After spending the long holiday weekend in Death Valley I wanted to write about all the hikes we went on, the things we saw, the dunes, and the canyons, the sunsets, and the rawness of the largest national park in the lower 48. Eventually I will get to filling you in but something happened while on the trip that I feel is important to share while it is still fresh in my mind. I had a bit of a crisis on this trip. It was not because of the cold or the heat or being intimidated by a hike; that rarely happens to my trail worn bones. No, I had a melt down after seeing a photo of myself clad in just my shorts and sports bra. We had gotten to Eureka dunes near sunset and ran up the 680 foot dunes to watch the sun go down. My husband snapped a few photos of me as I hiked up the sandy sentinels. As we marched up I was happy, smiling, breathing heavy and enjoying the beautiful views. But when I looked at the photos he took all I could think was how I looked fat. My thighs looked too big to be the thighs of a hiker, my abs looked soft, not the abs of a climber. The photo he took of me in a variation of king pigeon pose showed off fat on my belly and cellulite on my legs, not a lean yogi. I did not look like the woman I thought I should look like and I let this bother me for the rest of our trip.
Those photos bothered me so much because the woman in those pictures did not fit with the stereotype of what I thought an avid outdoor woman should look like. Where were the long thin legs, the rock hard abs, the thin muscular arms. The truth is they were all there covered in sweat and sand from our sprint up the dunes, I was just to blind to see them. I am my harshest critic, as most people are, and I completely discredited myself and all the things that I have accomplished in my life. All because of a few silly photos.
I’m not sharing this because I want compliments, I’m not looking for comments telling I am beautiful. I’m sharing this because I have felt this way before, I will probably feel this way again in the future and I know other woman and men feel exactly the same way. We need to stop being so hard on ourselves, we need to start being proud of what our bodies do for us. It’s not simply a matter of excepting and loving your body; it’s also focusing on what your body can do, and where it can take you. We have so much pressure on us to look a certain way, to fit a mold. Sometimes it is harder to get out of that funk than it is to scale a mountain.
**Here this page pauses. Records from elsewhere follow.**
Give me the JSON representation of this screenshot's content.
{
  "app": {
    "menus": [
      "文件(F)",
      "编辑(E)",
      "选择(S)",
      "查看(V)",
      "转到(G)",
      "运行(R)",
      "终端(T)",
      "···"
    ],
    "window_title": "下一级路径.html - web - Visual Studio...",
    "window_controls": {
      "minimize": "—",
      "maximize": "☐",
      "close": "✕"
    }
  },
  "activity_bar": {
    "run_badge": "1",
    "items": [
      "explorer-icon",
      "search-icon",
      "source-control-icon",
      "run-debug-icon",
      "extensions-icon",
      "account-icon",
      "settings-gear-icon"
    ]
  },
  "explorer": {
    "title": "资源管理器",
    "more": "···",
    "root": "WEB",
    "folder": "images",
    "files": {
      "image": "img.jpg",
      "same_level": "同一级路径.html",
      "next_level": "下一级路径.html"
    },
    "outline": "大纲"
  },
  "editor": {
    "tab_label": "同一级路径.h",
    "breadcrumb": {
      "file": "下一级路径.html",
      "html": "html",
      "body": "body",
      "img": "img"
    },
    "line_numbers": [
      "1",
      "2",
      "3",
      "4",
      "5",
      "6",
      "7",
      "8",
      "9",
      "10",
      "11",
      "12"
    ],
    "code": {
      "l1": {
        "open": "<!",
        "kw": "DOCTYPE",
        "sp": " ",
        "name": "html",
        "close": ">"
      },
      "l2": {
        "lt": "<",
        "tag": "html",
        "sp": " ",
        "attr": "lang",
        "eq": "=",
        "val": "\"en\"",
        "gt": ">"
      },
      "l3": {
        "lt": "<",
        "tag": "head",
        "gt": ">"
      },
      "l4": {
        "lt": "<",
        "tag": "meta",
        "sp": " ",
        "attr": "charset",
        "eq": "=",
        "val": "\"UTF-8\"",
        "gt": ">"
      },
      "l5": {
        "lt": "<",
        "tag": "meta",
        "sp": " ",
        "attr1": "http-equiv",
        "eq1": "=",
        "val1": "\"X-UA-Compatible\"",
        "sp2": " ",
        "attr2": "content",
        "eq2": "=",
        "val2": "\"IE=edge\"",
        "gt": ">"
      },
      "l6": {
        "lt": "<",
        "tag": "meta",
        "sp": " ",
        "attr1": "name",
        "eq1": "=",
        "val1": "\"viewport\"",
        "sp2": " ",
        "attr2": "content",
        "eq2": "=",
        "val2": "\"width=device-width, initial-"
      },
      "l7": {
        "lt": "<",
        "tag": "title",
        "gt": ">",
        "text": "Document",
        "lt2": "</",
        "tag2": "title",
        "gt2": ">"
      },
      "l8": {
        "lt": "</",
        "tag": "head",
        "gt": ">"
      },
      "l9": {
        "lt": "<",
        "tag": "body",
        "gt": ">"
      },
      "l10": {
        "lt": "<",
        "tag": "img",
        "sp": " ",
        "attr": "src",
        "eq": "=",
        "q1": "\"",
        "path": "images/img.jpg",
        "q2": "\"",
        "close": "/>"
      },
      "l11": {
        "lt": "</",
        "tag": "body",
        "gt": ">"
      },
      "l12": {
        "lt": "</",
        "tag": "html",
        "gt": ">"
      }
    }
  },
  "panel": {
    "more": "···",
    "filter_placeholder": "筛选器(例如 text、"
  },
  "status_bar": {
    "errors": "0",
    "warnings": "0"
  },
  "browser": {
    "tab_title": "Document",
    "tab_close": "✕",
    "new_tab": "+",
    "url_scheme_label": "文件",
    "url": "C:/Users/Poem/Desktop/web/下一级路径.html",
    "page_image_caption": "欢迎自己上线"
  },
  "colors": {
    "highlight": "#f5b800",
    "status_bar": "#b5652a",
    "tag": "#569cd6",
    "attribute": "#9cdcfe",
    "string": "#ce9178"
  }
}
I’ve read a lot of blog posts and online articles on this subject and most pieces get an outpouring of support, people share it and feel inspired but then go right back to feeling bad about themselves. Aren’t we missing the point? We should be judging ourselves on our achievements or how we feel after a long hike to a beautiful summit. Your body is the body that got you to the top of that mountain or to the end of the finish line. It is strong and it deserves your admiration.
Those photos of me are the photos of an avid outdoors woman. She climbs, she skis, she gets bloody and sweaty and sore and loves every minute of it. She earns her peaks with strong legs and a strong back, she is kind and passionate about the world around her. What does the avid outdoors woman or man look like? They look like you, they look like me, they look like anyone willing to lace up a pair of hiking boots and get to work.
So next time you see that unflattering photo of yourself and your mind goes into that pit of self hating think about everything you have accomplished, everything your body can do for you. Think about what that avid outdoors man or woman should look like and realize you are exactly who you should be; then go climb a mountain and scream it from the top just in case you need to prove it to yourself.